Article 13 of the Constitution protects the freedom of association, except on the grounds of defence, public safety, public order, public morality and public health, and in particular recognises the right to form trade unions and other associations.

Article 13 of the Constitution protects the freedom of association, except on the grounds of defence, public safety, public order, public morality and public health, and in particular recognises the right to form trade unions and other associations. Freedoms of association are generally respected. There are over 300 trade unions, and union organising is on the increase, although there is more business opposition to unions in export processing zones.

Peaceful Assembly

The Constitution, in Article 13, also recognises with freedom of assembly, with limitations on the grounds of defence, public safety, public order, public morality and public health.

The Constitution, in Article 13, also recognises with freedom of assembly, with limitations on the grounds of defence, public safety, public order, public morality and public health.
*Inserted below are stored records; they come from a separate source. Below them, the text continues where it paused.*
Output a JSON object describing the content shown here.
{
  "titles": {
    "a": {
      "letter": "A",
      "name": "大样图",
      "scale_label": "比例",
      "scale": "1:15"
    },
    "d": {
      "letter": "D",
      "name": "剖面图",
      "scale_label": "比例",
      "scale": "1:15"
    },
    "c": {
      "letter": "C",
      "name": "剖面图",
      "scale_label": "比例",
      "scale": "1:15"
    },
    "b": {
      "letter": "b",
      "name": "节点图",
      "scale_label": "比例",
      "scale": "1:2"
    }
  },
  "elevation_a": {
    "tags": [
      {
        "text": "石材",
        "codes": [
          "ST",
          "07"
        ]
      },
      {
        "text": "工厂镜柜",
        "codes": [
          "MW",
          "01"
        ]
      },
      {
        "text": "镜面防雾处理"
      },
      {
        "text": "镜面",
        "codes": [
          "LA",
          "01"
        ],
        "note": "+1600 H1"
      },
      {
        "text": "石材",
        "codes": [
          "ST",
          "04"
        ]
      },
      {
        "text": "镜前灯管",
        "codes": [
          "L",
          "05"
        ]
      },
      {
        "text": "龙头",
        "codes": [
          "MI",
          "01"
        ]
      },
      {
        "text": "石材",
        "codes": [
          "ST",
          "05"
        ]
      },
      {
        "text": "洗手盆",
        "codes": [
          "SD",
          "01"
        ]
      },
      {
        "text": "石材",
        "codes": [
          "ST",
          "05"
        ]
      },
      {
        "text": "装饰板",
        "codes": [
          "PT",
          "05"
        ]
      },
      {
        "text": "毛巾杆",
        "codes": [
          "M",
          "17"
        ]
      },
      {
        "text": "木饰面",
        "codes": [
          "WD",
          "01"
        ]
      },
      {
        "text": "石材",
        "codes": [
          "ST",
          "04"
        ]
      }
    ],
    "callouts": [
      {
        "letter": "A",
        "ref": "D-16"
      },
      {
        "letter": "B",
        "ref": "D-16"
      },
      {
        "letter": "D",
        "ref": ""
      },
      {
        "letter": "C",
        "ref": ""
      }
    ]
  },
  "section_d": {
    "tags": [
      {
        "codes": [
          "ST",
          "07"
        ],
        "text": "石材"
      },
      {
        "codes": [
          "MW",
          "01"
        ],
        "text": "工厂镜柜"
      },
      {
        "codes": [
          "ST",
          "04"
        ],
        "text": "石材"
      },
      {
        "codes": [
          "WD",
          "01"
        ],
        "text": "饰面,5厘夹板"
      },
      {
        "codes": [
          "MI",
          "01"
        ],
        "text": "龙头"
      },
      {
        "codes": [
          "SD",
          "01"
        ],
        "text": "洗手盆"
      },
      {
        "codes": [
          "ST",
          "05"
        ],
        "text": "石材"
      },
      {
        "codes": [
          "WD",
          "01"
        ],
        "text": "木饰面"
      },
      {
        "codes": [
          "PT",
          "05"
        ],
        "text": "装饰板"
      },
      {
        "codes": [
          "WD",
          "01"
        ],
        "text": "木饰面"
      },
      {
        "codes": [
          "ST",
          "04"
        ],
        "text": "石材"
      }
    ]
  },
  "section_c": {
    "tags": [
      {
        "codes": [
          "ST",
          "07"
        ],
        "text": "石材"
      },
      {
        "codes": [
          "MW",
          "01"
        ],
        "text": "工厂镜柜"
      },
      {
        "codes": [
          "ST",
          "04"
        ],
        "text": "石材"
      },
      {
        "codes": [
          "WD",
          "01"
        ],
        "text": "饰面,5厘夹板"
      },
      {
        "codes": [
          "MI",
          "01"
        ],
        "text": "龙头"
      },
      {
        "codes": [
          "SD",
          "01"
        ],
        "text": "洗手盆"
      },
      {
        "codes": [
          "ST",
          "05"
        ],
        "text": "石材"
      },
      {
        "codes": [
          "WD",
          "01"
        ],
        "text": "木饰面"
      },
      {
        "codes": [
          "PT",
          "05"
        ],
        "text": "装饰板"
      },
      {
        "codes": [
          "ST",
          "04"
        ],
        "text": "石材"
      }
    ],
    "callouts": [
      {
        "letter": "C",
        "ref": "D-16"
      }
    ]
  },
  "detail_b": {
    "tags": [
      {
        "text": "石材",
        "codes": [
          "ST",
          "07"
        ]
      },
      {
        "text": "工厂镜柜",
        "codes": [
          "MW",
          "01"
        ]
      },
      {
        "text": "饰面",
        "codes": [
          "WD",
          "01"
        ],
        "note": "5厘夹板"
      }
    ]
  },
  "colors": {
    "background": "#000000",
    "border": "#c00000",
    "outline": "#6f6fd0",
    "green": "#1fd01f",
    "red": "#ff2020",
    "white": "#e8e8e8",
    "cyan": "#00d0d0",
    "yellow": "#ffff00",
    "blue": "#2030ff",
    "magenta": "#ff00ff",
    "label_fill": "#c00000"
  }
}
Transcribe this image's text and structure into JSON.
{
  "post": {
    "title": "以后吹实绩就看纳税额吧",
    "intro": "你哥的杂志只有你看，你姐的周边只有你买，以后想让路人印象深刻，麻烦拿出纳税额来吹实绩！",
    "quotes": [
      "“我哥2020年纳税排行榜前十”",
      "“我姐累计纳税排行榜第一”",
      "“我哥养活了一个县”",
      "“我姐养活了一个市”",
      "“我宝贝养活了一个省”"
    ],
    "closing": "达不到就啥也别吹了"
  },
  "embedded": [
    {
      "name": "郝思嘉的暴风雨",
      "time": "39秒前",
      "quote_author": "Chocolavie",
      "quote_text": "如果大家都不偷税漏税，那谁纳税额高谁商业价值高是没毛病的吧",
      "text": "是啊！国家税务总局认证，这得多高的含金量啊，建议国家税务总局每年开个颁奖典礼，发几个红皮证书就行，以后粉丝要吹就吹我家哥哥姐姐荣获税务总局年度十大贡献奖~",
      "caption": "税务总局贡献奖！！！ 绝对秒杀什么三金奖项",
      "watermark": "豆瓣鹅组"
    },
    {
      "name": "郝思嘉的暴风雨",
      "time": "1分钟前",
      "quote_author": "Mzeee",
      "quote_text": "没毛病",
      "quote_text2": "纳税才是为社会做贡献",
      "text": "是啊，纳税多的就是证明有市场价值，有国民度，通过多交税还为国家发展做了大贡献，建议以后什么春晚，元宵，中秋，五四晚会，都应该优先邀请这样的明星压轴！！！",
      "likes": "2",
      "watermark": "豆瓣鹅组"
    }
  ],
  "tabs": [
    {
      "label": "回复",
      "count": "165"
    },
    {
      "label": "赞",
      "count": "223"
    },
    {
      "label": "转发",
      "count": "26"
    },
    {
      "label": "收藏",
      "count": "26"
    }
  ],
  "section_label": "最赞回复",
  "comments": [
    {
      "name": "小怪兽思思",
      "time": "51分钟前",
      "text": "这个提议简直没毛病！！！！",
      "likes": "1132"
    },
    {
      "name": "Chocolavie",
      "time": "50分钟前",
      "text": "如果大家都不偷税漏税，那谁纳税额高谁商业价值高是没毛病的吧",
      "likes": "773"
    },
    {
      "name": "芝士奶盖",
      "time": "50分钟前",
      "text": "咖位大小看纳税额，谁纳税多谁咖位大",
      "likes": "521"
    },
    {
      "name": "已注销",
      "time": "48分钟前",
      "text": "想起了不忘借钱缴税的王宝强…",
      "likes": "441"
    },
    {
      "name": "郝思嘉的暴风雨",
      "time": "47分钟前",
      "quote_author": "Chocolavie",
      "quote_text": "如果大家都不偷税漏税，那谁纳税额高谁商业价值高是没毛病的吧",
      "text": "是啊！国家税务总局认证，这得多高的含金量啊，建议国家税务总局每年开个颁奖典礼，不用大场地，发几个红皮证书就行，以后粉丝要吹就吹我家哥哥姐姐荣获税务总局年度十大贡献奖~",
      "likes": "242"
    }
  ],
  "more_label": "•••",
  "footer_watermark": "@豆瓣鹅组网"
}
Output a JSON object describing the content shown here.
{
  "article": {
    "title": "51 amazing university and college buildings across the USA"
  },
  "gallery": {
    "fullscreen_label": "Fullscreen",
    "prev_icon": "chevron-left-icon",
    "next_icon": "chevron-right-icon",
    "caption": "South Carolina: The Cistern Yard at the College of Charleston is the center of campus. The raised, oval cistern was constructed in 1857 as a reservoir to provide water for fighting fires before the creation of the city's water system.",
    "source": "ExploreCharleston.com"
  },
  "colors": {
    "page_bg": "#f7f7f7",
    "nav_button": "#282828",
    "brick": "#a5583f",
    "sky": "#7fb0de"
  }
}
While protests are relatively rare, large-scale, peaceful demonstrations took place in 2011 on issues of youth unemployment and political corruption. The freedom of assembly is mostly respected, although in 2013, four people were detained during a protest against poor infrastructure and denied access to legal representation while in detention, while Bangladeshi textile workers who took strike action experienced riot police violence.

Expression

Article 12 of the Constitution upholds the freedom of expression, with restrictions on the grounds of defence, public safety, public order, public morality, public health and the protection of the rights and reputations of others.

Article 12 of the Constitution upholds the freedom of expression, with restrictions on the grounds of defence, public safety, public order, public morality, public health and the protection of the rights and reputations of others. Several private media houses exist and there is a practice of criticising both the government and opposition, including through phone-in shows, although there has been some concern about the neutrality of state media, particularly around elections. Leading political figures have also verbally attacked the media in the past. Mauritius’ ranking on the Reporters Without Borders Press Freedom Index has declined in the current decade compared to the previous, but there are no recent reports of physical attacks on journalists. There is a lack of a media self-regulation framework, and defamation remains criminalised.There have been cases of people being charged for allegedly threatening or insulting leading political figures. There are, however, no reported restrictions on internet access. There remains no freedom of information law, although the government committed in 2015 to introducing one.